Edna Eli at Monument Square Rally: “I’m ready to come back next year!”

Youth Rally at Monument Square

Youth Rally at Monument Square

Pastor Bob Dundiff, President of the New England Conference, Pastor Jose C ortes Jr., M. Div, Diirector, Atlanacit Union Conference, (M) and Pastor Roger Wood, of the Notheastern Conference in New York.

Pastor Bob Dundiff, President of the New England Conference, Pastor Jose Cortes Jr., M. Div, Diirector, Atlanacit Union Conference, (M) and Pastor Roger Wood, of the Notheastern Conference in New York.

By Carol McCracken  (Post # 1,740)

“This is the first time I’ve attended and I can’t wait to come next year,” said Edna Eli, 39, of her experience with the Compassion NOW March and Rally that took place this afternoon in Portland.  Eli, who drove up from Boston last night with her  family, worked all day with her children cleaning-up around Kennedy Park and MaineStay, a home for teens, both on Munjoy Hill.  Well over 500 from all over the northeast attended the Rally against domestic violence in Monument Square late this afternoon.

Nine hundred people from all over the northeast signed up on-line for the three-day   campaign against domestic violence. The Seventh- Day Adventists put this program into  effect last year when it held its first Compassion NOW Rally in Brooklyn, New  York. A  civic-minded church, the Adventists  have plans to grow it. Next year, they will go to Hamilton Bermuda; Worcester, Massachusetts and finally, in 2016,
Syracuse, New York in 2017.  The Marchers organized in the Shaw’s shopping center just over the Casco Bay Bridge.  Just after 3:00 PM., they marched across the Bridge, single file and then up Center Street to Congress Street.  The event was coordinated by Ted Musgrove, of the City’s Department of Public Works.

At the Monument Square Rally, that lasted over an hour, Pastor Jose Cortes, Jr., M.Div., Director, Atlantic Union Conference of Seventh-day Adventists called for compassion for others because it will reduce the number of deaths, cause less depression and more happiness. “We are tired of seeing violence in our homes, schools and cities.  This is why we marched today.  Pray for the leaders and residents of this city.

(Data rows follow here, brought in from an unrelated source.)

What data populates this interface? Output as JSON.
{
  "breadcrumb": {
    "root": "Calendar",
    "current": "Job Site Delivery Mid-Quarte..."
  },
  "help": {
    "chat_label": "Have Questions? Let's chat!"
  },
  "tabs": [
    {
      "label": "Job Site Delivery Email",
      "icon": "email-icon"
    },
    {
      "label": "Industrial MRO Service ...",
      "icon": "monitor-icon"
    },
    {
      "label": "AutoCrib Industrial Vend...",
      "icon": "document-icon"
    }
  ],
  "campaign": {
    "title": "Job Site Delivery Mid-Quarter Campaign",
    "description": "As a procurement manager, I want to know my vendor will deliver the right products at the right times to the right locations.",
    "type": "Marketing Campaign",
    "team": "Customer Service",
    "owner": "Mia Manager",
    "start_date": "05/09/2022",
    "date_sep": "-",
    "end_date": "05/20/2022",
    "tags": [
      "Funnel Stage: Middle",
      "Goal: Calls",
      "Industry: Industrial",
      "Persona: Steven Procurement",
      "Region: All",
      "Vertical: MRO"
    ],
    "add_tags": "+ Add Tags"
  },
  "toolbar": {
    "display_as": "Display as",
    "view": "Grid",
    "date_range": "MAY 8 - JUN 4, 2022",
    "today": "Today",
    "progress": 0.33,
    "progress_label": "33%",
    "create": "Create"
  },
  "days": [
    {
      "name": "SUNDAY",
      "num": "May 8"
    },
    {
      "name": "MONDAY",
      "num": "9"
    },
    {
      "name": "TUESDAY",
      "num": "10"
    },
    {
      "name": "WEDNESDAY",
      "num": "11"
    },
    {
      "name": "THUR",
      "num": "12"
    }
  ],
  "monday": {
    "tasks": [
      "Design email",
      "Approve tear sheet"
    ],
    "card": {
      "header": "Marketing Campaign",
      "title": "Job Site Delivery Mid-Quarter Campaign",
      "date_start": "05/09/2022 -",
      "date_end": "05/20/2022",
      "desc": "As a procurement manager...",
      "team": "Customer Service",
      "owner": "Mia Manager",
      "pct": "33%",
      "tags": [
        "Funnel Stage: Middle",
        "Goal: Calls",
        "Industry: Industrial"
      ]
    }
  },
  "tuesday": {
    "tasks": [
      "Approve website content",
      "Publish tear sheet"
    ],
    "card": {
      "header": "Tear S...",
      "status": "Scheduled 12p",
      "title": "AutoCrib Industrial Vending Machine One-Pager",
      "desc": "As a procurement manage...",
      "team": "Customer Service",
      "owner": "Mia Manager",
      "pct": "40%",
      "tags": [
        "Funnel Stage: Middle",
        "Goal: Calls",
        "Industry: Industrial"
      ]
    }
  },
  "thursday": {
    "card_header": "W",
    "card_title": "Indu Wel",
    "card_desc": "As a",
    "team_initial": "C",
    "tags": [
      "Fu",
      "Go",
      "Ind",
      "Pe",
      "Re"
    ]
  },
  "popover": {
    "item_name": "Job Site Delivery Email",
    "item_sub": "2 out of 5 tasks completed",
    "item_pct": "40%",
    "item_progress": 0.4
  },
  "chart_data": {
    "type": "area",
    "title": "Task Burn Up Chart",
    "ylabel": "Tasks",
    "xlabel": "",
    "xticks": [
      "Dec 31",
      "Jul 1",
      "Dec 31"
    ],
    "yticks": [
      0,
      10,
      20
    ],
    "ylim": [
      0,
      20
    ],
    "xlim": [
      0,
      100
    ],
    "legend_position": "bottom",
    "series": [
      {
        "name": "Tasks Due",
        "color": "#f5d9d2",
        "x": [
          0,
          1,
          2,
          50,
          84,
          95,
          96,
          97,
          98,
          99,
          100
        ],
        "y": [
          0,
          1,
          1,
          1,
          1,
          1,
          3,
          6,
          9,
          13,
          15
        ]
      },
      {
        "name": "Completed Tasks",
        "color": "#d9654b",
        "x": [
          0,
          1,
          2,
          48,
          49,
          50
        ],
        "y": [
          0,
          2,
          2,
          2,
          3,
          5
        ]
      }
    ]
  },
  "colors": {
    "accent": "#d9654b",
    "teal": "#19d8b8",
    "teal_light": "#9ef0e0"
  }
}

We hope Portland will become the City of Compassion,” he said.